It had been a rather uneventful day for Gronk before his injury. He was held catchless in the first half, as the Patriots were fashionably late to the field yet again, trailing, 6-0.

The first play from scrimmage of the second half was an 11-yard completion to Gronkowski. His second catch will be replayed often.

On first and 10 from the Patriots 45, Brady hit Gronkowski down the left seam with a 21-yard pass.

Gronkowski leaped into the air to catch the ball at the Cleveland 39, his right foot hit the ground, then his left and just as he planted his right foot again at the Browns' 34 . . . Ward chopped him down like a Douglas fir.

With 8:17 left in the third quarter, the stadium was hushed. Concerned gasps were white noise. A black cloud hovered over a dull gray December game. A black hat was placed on Ward.

"My intention is not to hurt anyone," said Ward. "That's not what this game is about, and that's not how I play."

Even Cleveland's players looked dismayed by the injury and a few of them came up to offer well-wishes to Gronkowski.

"That was a lot of respect that Cleveland paid there too," said Patriots tight end Matthew Mulligan, who aided Gronkowski onto the cart. "When you have a good player like him and with all the struggles that he has gone through already to have something like that, I think it's catastrophic, and everybody feels it."

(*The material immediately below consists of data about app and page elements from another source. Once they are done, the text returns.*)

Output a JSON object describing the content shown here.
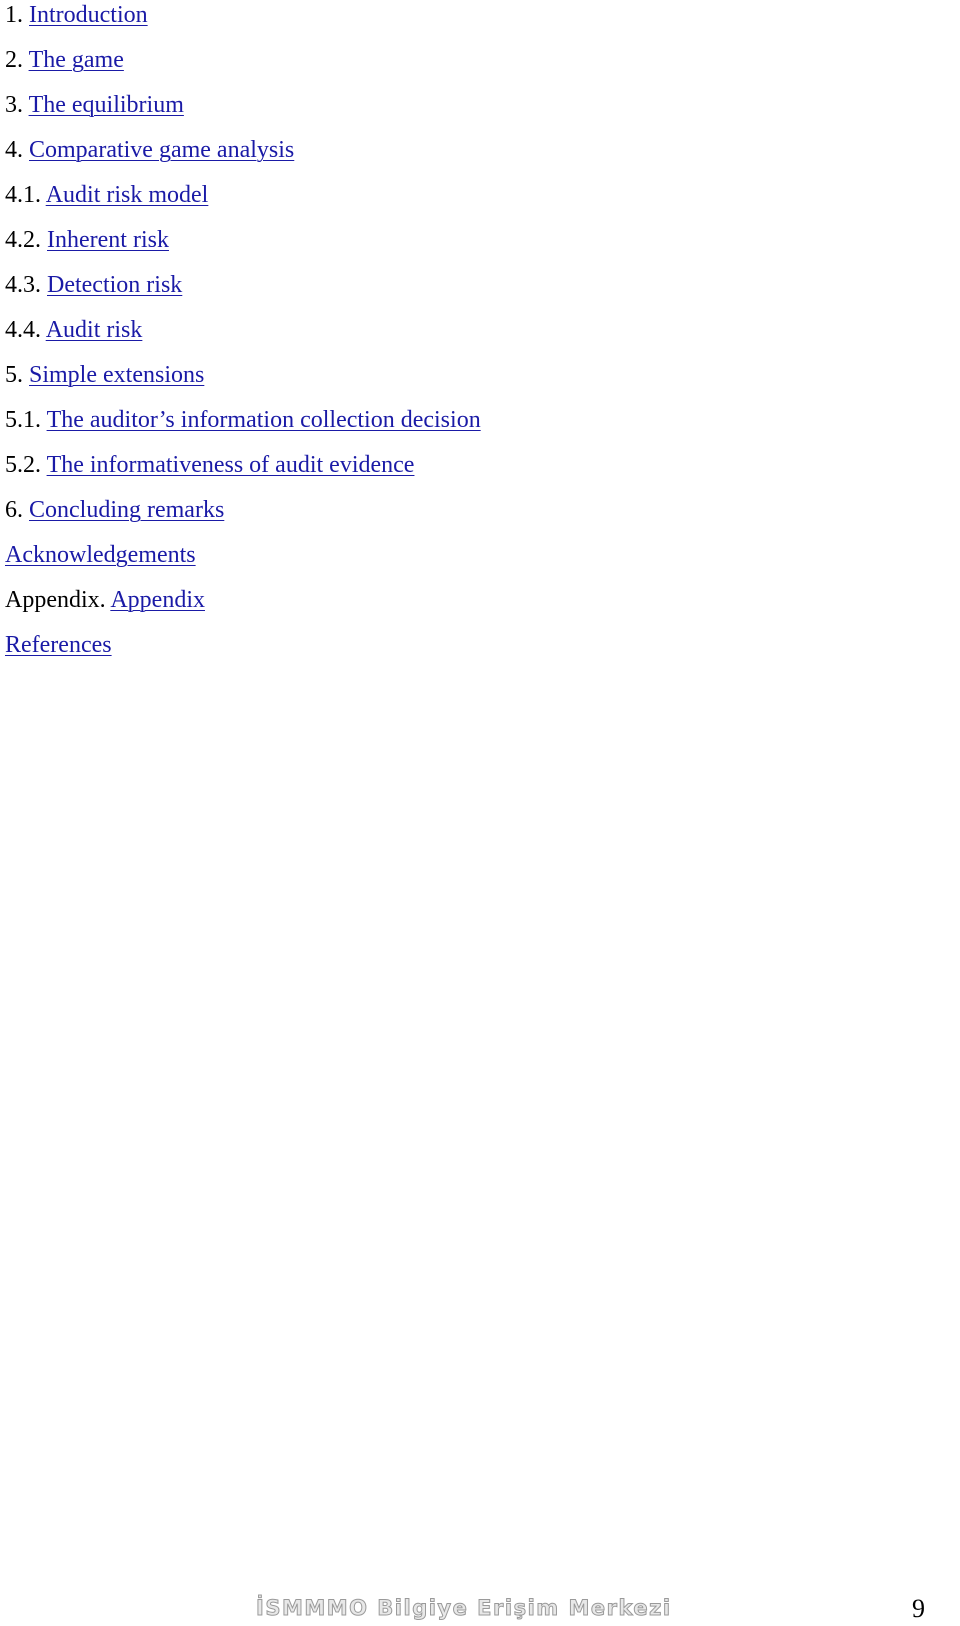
{
  "toc": [
    {
      "prefix": "1. ",
      "link": "Introduction"
    },
    {
      "prefix": "2. ",
      "link": "The game"
    },
    {
      "prefix": "3. ",
      "link": "The equilibrium"
    },
    {
      "prefix": "4. ",
      "link": "Comparative game analysis"
    },
    {
      "prefix": "4.1. ",
      "link": "Audit risk model"
    },
    {
      "prefix": "4.2. ",
      "link": "Inherent risk"
    },
    {
      "prefix": "4.3. ",
      "link": "Detection risk"
    },
    {
      "prefix": "4.4. ",
      "link": "Audit risk"
    },
    {
      "prefix": "5. ",
      "link": "Simple extensions"
    },
    {
      "prefix": "5.1. ",
      "link": "The auditor’s information collection decision"
    },
    {
      "prefix": "5.2. ",
      "link": "The informativeness of audit evidence"
    },
    {
      "prefix": "6. ",
      "link": "Concluding remarks"
    },
    {
      "prefix": "",
      "link": "Acknowledgements"
    },
    {
      "prefix": "Appendix. ",
      "link": "Appendix"
    },
    {
      "prefix": "",
      "link": "References"
    }
  ],
  "footer": {
    "brand": "İSMMMO Bilgiye Erişim Merkezi",
    "page_number": "9"
  },
  "colors": {
    "link": "#1a1aa6",
    "text": "#000000"
  }
}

It's a terrifying thought for Patriots fans, but you wonder if the bruising style that has taken a toll on opponents is exacting a higher toll on the man himself and giving him the NFL lifespan of a fruit fly.

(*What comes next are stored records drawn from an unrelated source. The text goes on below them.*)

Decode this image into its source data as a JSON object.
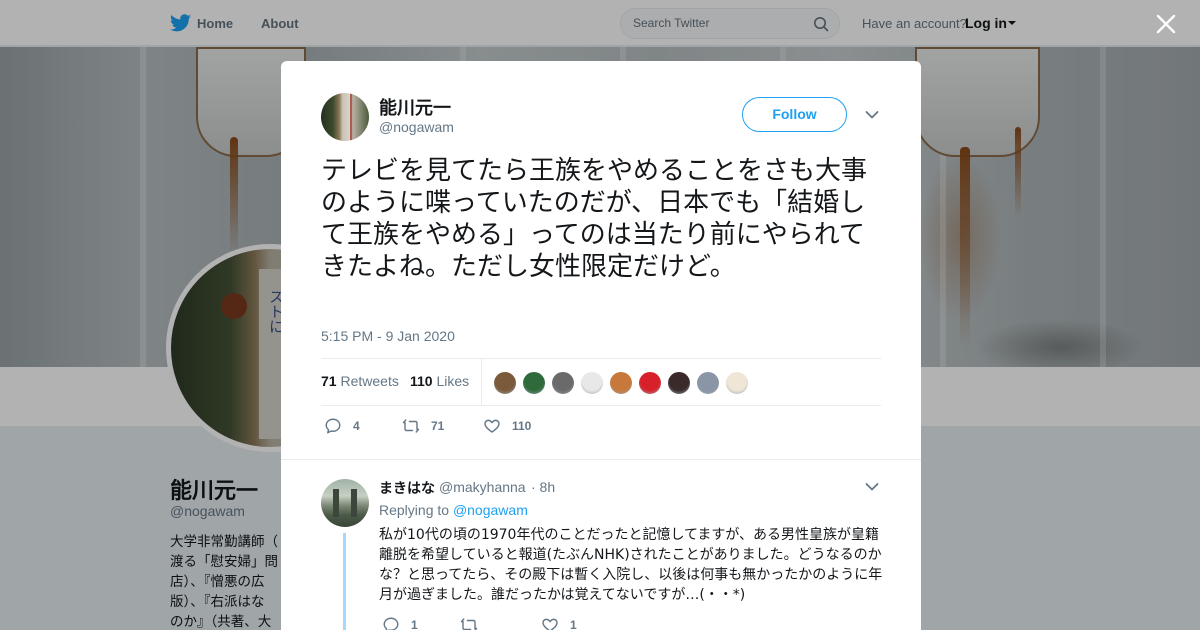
{
  "nav": {
    "home_label": "Home",
    "about_label": "About",
    "search_placeholder": "Search Twitter",
    "have_account": "Have an account?",
    "login_label": "Log in",
    "brand_color": "#1da1f2"
  },
  "profile": {
    "name": "能川元一",
    "handle": "@nogawam",
    "bio_lines": [
      "大学非常勤講師（",
      "渡る「慰安婦」問",
      "店）、『憎悪の広",
      "版）、『右派はな",
      "のか』（共著、大"
    ],
    "avatar_text": "投入 雑誌類は このポストに"
  },
  "tweet": {
    "author_name": "能川元一",
    "author_handle": "@nogawam",
    "follow_label": "Follow",
    "text": "テレビを見てたら王族をやめることをさも大事のように喋っていたのだが、日本でも「結婚して王族をやめる」ってのは当たり前にやられてきたよね。ただし女性限定だけど。",
    "timestamp": "5:15 PM - 9 Jan 2020",
    "retweets_count": "71",
    "retweets_label": "Retweets",
    "likes_count": "110",
    "likes_label": "Likes",
    "actions": {
      "replies": "4",
      "retweets": "71",
      "likes": "110"
    }
  },
  "liker_avatar_colors": [
    "#7a5a3a",
    "#2e6a3a",
    "#6a6a6a",
    "#e8e8e8",
    "#c8783a",
    "#d8202a",
    "#3a2a2a",
    "#8a96a6",
    "#efe6d6"
  ],
  "reply": {
    "name": "まきはな",
    "handle": "@makyhanna",
    "time": "· 8h",
    "replying_prefix": "Replying to",
    "replying_to": "@nogawam",
    "text": "私が10代の頃の1970年代のことだったと記憶してますが、ある男性皇族が皇籍離脱を希望していると報道(たぶんNHK)されたことがありました。どうなるのかな？と思ってたら、その殿下は暫く入院し、以後は何事も無かったかのように年月が過ぎました。誰だったかは覚えてないですが…(・・*)",
    "actions": {
      "replies": "1",
      "retweets": "",
      "likes": "1"
    }
  }
}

Gronkowski missed the first six games of this season coming back from a twice-fractured forearm and offseason back surgery. An operation to repair his knee would be his sixth since November of 2012.

This is the third straight season he has suffered a major injury. He was limited to decoy duty in Super Bowl XLVI after suffering a severe high-ankle sprain at the hands of Pollard. Last year, he freakishly broke his left forearm against the Indianapolis Colts and then rebroke it eight weeks later in a playoff game against the Houston Texans.

There are few things in sports as maddening and dispiriting as seeing a brilliant player's career truncated by injuries.

That's a long-term issue for the Patriots, who signed Gronkowski to a $53 million extension in June of 2012.

In the short term, the Patriots have lost their most dynamic offensive weapon in the passing game.

Gronkowski doesn't have the same game or body type of an A.J. Green or a Calvin Johnson, but he is that type of difference-making force on the field.


It was obvious the Patriots' offense and Brady, who passed for 418 yards against Cleveland, 323 in the second half, functioned at a higher level once Gronk got his groove back.

The Patriots overcame the loss of Gronk on Sunday. The drive he was injured on was the last drive of the game in which the Patriots didn't score. New England scored on its final five drives to overcome deficits of 12-0, 19-3, and 26-14 with 2:39 left.

"I mean, he's the Gronk. He's a tough guy to lose," said Patriots fullback James Develin. "But we did what we had to do, and we fought it out. And I'm proud of us."

The Miracle of Saint Thomas of San Mateo salvaged a day that could have felt like an utter disaster for the Patriots, allowing them to maintain the inside track for a first-round bye in the AFC playoffs.

All was not lost this day, but Gronkowski was.

Christopher L. Gasper can be reached at cgasper@globe.com. Follow him on Twitter @cgasper.